Gambling is an activity in which people place bets on the outcome of events. The goal is to win money, and it can be done either at physical casinos or online. Some people are addicted to gambling and suffer from a disorder called pathological gambling. There are many different types of therapy available for this condition, including family, group, and psychodynamic therapy. In addition, there are also several medications that can help manage the symptoms of this disorder.
While the majority of gamblers do not have a problem, some people are more likely to develop one. These include those who spend more than they can afford to lose, are unable to control their spending habits, or experience severe gambling-related anxiety. Regardless of the cause, it is important to seek professional help for someone who has a problem with gambling. Medications may help reduce the severity of some symptoms and improve quality of life.
In the past, psychiatric professionals have considered pathological gambling to be a form of impulse-control disorder, similar to kleptomania and pyromania. However, in its latest edition of the Diagnostic and Statistical Manual of Mental Disorders (DSM-5), the American Psychiatric Association moved the disorder into its own section on addictions. This is a significant change, as it acknowledges that the behavior is not just a compulsion but an actual addiction that affects the brain and body.
Although gambling has many negative effects, it also has positive ones. It can be an excellent socializing activity, and it can help you develop your skills in a variety of ways. For example, skill-based games like blackjack encourage players to devise tactics and engage in critical thinking. They also learn how to count cards, remember numbers, and read body language. In addition, they can earn money from their efforts and receive a dopamine rush.

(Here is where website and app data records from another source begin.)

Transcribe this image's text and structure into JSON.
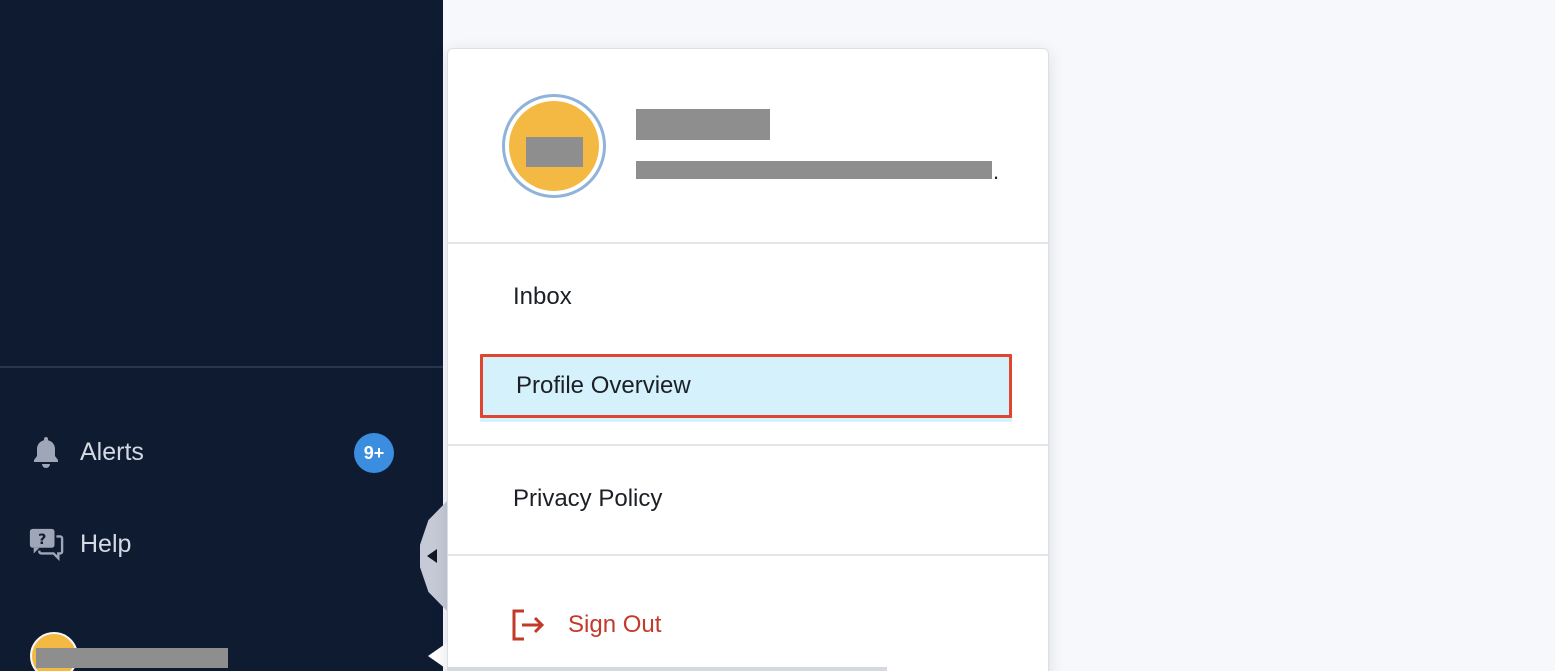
{
  "sidebar": {
    "alerts": {
      "label": "Alerts",
      "icon": "bell-icon",
      "badge": "9+"
    },
    "help": {
      "label": "Help",
      "icon": "help-chat-icon"
    }
  },
  "popover": {
    "menu": {
      "inbox": "Inbox",
      "profile_overview": "Profile Overview",
      "privacy_policy": "Privacy Policy",
      "sign_out": "Sign Out"
    }
  },
  "colors": {
    "sidebar_bg": "#0f1b31",
    "badge": "#3b8de0",
    "avatar": "#f4b942",
    "highlight_bg": "#d5f1fb",
    "highlight_border": "#e0462f",
    "sign_out": "#c23a2a"
  }
}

The benefits of gambling also extend to society and the economy. Increasing the availability of gambling opportunities will increase tax revenues for governments and create jobs in the gaming industry. However, some critics argue that studies of the economic development of gambling do not adequately take into account its social costs.

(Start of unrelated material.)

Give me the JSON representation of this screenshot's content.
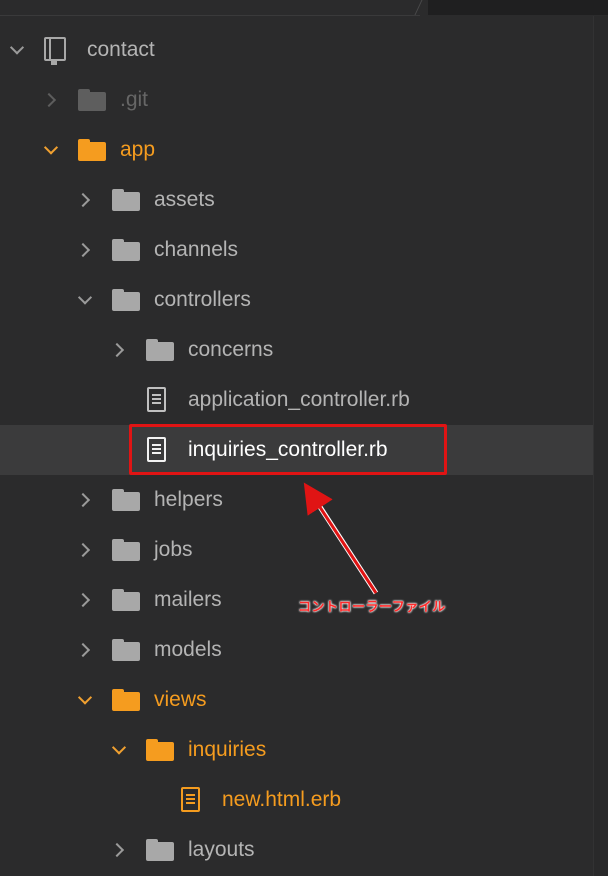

To battle a gambling habit, it is important to find other activities to replace it. Consider strengthening your support network by reaching out to friends and family, enrolling in a class or hobby, or volunteering for a worthy cause. You can also join a peer support group such as Gamblers Anonymous, which is modeled after Alcoholics Anonymous and provides guidance from fellow gamblers who have successfully overcome their addictions. It is also important to seek professional therapy if needed. Psychodynamic therapy, for example, can help you understand your unconscious motivations and better understand why you gamble. In addition, group therapy can provide moral support and motivation to quit gambling.